A negative is the consequent higher than usual worm egg counts for this time of year. Two thirds of mobs monitored between the upper south east to mid-north and across to the lower Eyre Peninsula have recorded counts worthy of a drench. These results have been independent of age, sex or pregnancy status. Isolated reports of Haemonchus species have also been evident. I discovered, during a recent visit, that Ceduna has received 200 mm rain this year and producers reported unusual instances of significant worm infestations.

It illustrates that one cannot assume that good feed and body condition negates the opportunistic nature of worms. Worm egg count monitoring is even more relevant when conditions suit worm larvae survival on pasture regardless of season or location.
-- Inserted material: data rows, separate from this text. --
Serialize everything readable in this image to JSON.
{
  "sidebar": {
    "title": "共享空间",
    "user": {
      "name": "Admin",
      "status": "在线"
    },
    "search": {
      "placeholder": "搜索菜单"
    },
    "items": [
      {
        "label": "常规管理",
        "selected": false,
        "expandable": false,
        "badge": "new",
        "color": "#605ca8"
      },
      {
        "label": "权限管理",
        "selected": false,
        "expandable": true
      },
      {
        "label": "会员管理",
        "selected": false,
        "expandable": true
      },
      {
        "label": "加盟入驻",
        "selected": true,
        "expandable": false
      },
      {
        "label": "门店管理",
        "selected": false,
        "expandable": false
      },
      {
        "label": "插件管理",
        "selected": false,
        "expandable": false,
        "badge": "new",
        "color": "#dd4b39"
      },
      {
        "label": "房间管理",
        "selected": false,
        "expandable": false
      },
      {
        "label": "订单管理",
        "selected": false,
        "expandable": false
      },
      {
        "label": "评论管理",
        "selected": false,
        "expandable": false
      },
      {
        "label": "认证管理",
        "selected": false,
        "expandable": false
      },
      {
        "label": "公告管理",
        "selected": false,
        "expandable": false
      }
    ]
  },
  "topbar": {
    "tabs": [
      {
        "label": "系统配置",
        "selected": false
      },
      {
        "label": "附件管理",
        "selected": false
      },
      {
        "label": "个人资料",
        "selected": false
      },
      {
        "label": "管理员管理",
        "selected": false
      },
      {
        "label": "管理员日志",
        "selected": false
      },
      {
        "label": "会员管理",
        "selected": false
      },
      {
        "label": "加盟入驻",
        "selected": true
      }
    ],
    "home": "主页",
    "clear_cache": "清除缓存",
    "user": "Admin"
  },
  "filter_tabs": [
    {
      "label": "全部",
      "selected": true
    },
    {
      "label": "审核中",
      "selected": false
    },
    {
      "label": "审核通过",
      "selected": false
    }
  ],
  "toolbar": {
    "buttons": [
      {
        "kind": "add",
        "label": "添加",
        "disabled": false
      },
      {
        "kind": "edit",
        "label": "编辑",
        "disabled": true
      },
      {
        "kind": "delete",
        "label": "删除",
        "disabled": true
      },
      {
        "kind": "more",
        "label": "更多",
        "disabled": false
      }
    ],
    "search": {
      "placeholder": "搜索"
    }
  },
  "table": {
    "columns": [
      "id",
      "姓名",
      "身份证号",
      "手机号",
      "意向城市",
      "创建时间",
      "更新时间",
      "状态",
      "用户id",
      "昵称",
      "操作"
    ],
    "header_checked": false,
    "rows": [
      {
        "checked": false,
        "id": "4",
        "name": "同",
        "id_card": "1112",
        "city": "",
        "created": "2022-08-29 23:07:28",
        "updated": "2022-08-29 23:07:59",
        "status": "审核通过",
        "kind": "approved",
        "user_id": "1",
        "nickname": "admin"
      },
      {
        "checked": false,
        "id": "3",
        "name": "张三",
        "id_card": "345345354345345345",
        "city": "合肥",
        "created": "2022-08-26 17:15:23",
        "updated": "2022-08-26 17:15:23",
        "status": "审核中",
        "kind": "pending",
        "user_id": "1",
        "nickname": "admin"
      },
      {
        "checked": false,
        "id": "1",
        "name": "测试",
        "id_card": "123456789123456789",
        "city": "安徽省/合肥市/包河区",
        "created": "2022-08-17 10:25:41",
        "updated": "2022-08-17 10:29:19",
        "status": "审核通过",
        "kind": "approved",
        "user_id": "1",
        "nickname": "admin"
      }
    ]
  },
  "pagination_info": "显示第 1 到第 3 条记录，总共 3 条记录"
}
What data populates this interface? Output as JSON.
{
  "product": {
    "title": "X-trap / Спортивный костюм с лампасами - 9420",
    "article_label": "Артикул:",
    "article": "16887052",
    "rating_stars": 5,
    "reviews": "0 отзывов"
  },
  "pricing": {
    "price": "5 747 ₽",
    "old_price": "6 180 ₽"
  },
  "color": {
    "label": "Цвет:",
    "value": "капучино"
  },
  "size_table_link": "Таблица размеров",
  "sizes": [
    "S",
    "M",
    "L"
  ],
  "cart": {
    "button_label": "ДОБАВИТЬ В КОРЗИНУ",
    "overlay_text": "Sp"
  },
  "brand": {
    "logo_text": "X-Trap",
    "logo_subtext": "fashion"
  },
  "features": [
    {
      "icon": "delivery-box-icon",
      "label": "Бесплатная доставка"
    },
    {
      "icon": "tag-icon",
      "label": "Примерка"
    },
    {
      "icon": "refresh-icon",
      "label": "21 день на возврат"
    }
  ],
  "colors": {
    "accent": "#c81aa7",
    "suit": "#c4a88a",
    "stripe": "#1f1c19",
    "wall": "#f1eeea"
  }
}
Another observation across several flocks over summer/autumn has been the presence of lungworm, causing significant pneumonia and pleurisy. Abattoir surveillance has identified this in many cases, while on-farm post mortem investigations and subsequent personal follow-up of sheep at the abattoir has also been used to confirm this diagnosis.

Lungworm is not normally reported with regular faecal egg count monitoring because it requires a specific test to be performed. If you suspect lungworm or have had positive abattoir surveillance reports it is worthy of further investigation as it could be causing significant unapparent production loss. The presence of snails on pasture that act an intermediate host for some lungworm species can be an indicator, while coughing and ill-thrift are other signs. Not all drenches are effective against lungworm and so a further incentive for follow-up investigation.

Blowflies have also been a feature of the moist and humid conditions over summer/autumn and so frequent checking of mobs for flystrike has been an extended activity for many producers. A temporary shortage of flystrike chemicals occurred in early spring as the prevailing conditions forebode a bad season for flies. The only thing that we can be sure of is that seasonal conditions and parasite activity are subject to change and require ongoing close monitoring.